“A healthy democracy needs a genuine opposition.”
When it became apparent that a massive victory was at hand, BBM issued a statement to the whole world that he should not be judged based on the history of his family. He should only be judged solely on what he will do as the president of this country.
It was a fair plea and indeed, everyone should perhaps take a back seat and wait to see what he will be doing the moment he is sworn into office. After all, there is some kind of tradition that a newly elected president is given a 100-day honeymoon period before everyone goes back to the salt mine.
Another thing that he said was when it comes to appointments to government positions, qualifications and competence will be the sole basis for appointment. Previous political affiliations whether an individual was against his family or close to the family will not come into play in the matter of selection. These are encouraging words coming from him. It means that everyone will be given a fair shake and that anyone who is qualified and competent can be chosen for important government positions.
For his first appointment, he selected his running mate and presumptive Vice President Sara Duterte Carpio to be the Secretary of Education which is the biggest government agency in the country.
The second was the choice of his campaign manager Benjamin Abalos for the important position of DILG Secretary. Two have also been asked to join the cabinet while the rest that we are hearing are pure speculations until officially announced by the transition team.
The landslide victory triggered the pouring of congratulatory messages from many countries. The United States and China wasted no time in sending their greetings and congratulations to BBM and the country for the successful conduct of the elections. The US President even made a personal call to BBM to offer his personal congratulations and offered to work together to strengthen common interests between the two countries.
These are all positive developments. Even the European Union sent greetings, not to mention Australia, Russia and Japan. The swiftness of the count seems to have satisfied international observers to the validity of the results and the realization of the geopolitical importance of this election.
What the entire business community is now waiting to the point of nervousness is for the new economic team to be named. I would think that the transition team is being extremely careful in this regard considering the implications if the wrong choices are made. This will probably be the last ones to be announced together with the security team and the executive secretary.
I suspect and so does everyone else that Vic Rodriguez will get the job. I have it from a good source that BBM together with his close advisers are meeting constantly in their desire to make the right decisions on the people they will appoint so that they can hit the ground running when they take over the reins of government.
It’s not only in the executive department that there are many activities going on but the legislative branch as well. The selection on who will be the Senate President and Speaker of the House are so crucial because of the legislative agenda of the incoming president. In the Senate, it is a choice between Senators Cynthia Villar and Miguel Zubiri while in the House, majority leader Martin Romualdez seems to be the lone contender and looking like it is already a done deal.
If it happens, he will be the second Romualdez to become Speaker of the House. The first was Daniel Romualdez who was also from Leyte and a relative.

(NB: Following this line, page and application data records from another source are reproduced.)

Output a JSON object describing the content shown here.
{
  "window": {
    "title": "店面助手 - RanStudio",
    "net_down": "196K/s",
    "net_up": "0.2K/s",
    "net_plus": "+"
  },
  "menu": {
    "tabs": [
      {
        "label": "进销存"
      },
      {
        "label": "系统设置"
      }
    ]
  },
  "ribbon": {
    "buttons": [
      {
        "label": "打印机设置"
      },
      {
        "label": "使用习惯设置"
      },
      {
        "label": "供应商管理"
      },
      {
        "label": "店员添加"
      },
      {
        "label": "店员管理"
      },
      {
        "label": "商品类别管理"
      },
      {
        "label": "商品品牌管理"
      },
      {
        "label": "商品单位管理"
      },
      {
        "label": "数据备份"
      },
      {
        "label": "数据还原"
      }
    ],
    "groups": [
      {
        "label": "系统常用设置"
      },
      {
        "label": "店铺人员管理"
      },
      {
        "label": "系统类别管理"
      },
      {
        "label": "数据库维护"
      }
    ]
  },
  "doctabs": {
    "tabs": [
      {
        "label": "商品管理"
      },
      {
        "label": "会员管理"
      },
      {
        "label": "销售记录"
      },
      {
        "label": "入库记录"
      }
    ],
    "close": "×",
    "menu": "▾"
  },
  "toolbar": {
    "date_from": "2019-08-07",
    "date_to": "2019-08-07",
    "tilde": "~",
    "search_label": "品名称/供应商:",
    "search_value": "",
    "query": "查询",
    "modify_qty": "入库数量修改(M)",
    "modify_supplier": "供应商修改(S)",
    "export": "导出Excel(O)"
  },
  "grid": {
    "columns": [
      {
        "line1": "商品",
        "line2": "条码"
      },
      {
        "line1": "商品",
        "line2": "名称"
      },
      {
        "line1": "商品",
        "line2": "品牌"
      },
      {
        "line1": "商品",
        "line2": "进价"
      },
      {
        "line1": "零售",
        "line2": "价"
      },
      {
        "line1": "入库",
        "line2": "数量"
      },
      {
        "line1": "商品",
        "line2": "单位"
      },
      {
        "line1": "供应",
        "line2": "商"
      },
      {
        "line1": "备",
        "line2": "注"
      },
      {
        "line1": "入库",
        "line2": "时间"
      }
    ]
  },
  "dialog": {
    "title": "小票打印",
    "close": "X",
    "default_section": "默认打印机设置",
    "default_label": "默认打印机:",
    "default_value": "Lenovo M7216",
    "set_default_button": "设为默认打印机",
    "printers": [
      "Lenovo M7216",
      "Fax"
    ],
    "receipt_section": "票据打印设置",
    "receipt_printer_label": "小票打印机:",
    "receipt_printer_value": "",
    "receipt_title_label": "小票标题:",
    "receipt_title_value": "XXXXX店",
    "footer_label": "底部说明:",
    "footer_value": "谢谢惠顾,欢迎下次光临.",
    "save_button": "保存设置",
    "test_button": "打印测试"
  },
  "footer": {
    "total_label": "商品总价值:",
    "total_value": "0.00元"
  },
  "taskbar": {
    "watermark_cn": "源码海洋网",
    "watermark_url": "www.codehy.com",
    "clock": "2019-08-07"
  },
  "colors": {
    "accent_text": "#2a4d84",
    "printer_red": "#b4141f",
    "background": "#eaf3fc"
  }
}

The opposition in Congress appears to have been decimated in the election. If there are those who won, they are probably thinking whether it is better to join the so-called super majority. After all, the kind of party system that we have in this country is such that it is easy for politicians to transfer allegiance for the sake of their constituents as they would often say. I
n the Senate, it is only Senator Risa Hontiveros who was able to make it back among the opposition reelectionists. Their problem now is whether they will be able to form a credible and viable opposition in both chambers. If it happens that there will be no opposition in Congress to speak of, where will the opposition come from?
A healthy democracy needs a genuine opposition if we want our government to be labeled as a true democracy. Let us hope not from the streets because that can be counterproductive.
It is always better that the opposition should come from elected politicians so that discourse can be kept civil and not settle issues in the streets.